Monday, January 29, 2018 / by Sean Zanganeh
The Wall Street Journal published this article on the latest Bank of America fiasco happening now.
"The foreclosure market is stalling and confusion is rising in the wake of the recent suspensions of foreclosures by four major mortgage servicers.
On Friday, Bank of America announced it would suspend foreclosure sales in all 50 states. That follows the bank’s earlier suspension of tens of thousands of foreclosures in the states that handle foreclosures through the court system, a move also taken by GMAC Home Mortgage, Inc., a unit of Ally Financial Inc., and J.P. Mortgage Chase & Co.’s home-loan unit.
Meanwhile, several state attorneys general, as well as members of Congress, are calling for an across-the-board foreclosure moratorium to sort out alleged irregularities in foreclosure documents submitted by the banks.
It’s unclear how long the foreclosure market will be stalled–but economists are warning that the delays are bad for housing.

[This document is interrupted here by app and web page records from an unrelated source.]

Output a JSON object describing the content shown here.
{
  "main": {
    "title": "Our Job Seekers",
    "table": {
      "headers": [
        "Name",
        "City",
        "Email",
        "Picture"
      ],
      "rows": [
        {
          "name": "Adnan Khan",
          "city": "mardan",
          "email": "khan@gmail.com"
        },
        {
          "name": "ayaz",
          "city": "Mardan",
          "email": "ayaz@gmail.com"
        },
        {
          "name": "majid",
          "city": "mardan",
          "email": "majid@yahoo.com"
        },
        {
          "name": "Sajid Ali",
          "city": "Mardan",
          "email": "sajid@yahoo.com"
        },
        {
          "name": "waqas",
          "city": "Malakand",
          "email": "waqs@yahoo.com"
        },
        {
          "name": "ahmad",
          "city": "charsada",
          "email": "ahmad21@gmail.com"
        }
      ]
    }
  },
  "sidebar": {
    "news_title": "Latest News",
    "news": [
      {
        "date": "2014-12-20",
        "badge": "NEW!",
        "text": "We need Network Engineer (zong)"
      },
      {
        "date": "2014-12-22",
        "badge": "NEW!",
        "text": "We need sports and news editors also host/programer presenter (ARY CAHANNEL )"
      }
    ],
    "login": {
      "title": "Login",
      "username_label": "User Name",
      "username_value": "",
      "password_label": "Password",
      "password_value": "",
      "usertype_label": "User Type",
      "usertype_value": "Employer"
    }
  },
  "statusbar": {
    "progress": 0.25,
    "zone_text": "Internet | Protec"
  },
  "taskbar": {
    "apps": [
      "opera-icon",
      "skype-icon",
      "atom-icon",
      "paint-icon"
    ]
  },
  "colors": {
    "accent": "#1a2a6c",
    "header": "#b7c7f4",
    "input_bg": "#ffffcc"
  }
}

The uncertainty in the market will likely scare buyers away from foreclosed homes, which represent a big chunk of current sales.
A report released last month by RealtyTrac, which tracks foreclosures, found that foreclosure sales amounted to an average of 24% of all home sales during the second quarter of this year, which totaled about 248,000 homes. In Nevada, one of several western states that was battered by the housing downturn, foreclosure sales comprised 56% of all sales activity.

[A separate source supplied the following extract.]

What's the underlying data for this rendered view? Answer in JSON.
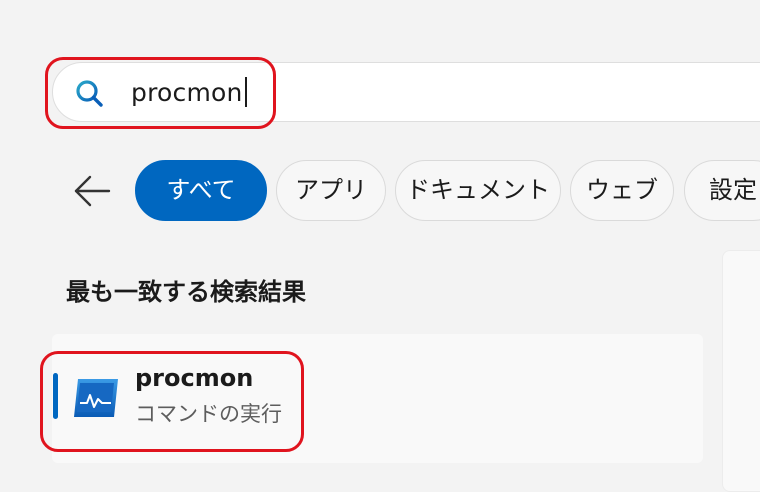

Meanwhile, as evidenced by some passionate comments on WSJ.com and elsewhere online, the foreclosure mess taps into some pretty deep-seated anger against banks and mortgage servicing companies–anger that’s been building since the housing market imploded years ago. At the beginning of the crisis, people “had this deer-in-the-headlights kind of look,” Matthew Murray, an agent with the Pat Dahne Realty Group in Florida tells Developments. “That whole look is gone now. It’s been replaced with this Ted-Bundy-crazed-look of anger. They’re not afraid anymore.”"

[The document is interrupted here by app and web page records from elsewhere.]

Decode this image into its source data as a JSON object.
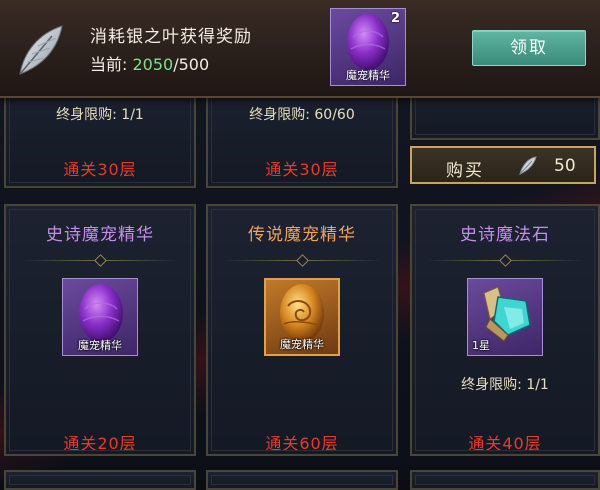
{
  "banner": {
    "title": "消耗银之叶获得奖励",
    "progress_label": "当前:",
    "progress_current": "2050",
    "progress_total": "/500",
    "item_count": "2",
    "item_label": "魔宠精华",
    "claim_label": "领取"
  },
  "top_row": [
    {
      "limit": "终身限购: 1/1",
      "stage": "通关30层"
    },
    {
      "limit": "终身限购: 60/60",
      "stage": "通关30层"
    },
    {
      "stage": ""
    }
  ],
  "buy_button": {
    "label": "购买",
    "price": "50"
  },
  "cards": [
    {
      "title": "史诗魔宠精华",
      "item_label": "魔宠精华",
      "stage": "通关20层"
    },
    {
      "title": "传说魔宠精华",
      "item_label": "魔宠精华",
      "stage": "通关60层"
    },
    {
      "title": "史诗魔法石",
      "item_label": "1星",
      "limit": "终身限购: 1/1",
      "stage": "通关40层"
    }
  ],
  "colors": {
    "title_purple": "#c78bf2",
    "title_orange": "#f2a25a",
    "stage_red": "#e83a2a",
    "claim_teal": "#4fa190",
    "progress_green": "#7fe08a"
  },
  "icons": [
    "silver-feather-icon",
    "purple-egg-icon",
    "golden-egg-icon",
    "magic-stone-icon"
  ]
}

To view Emily Peck's full article on the wall street journal click here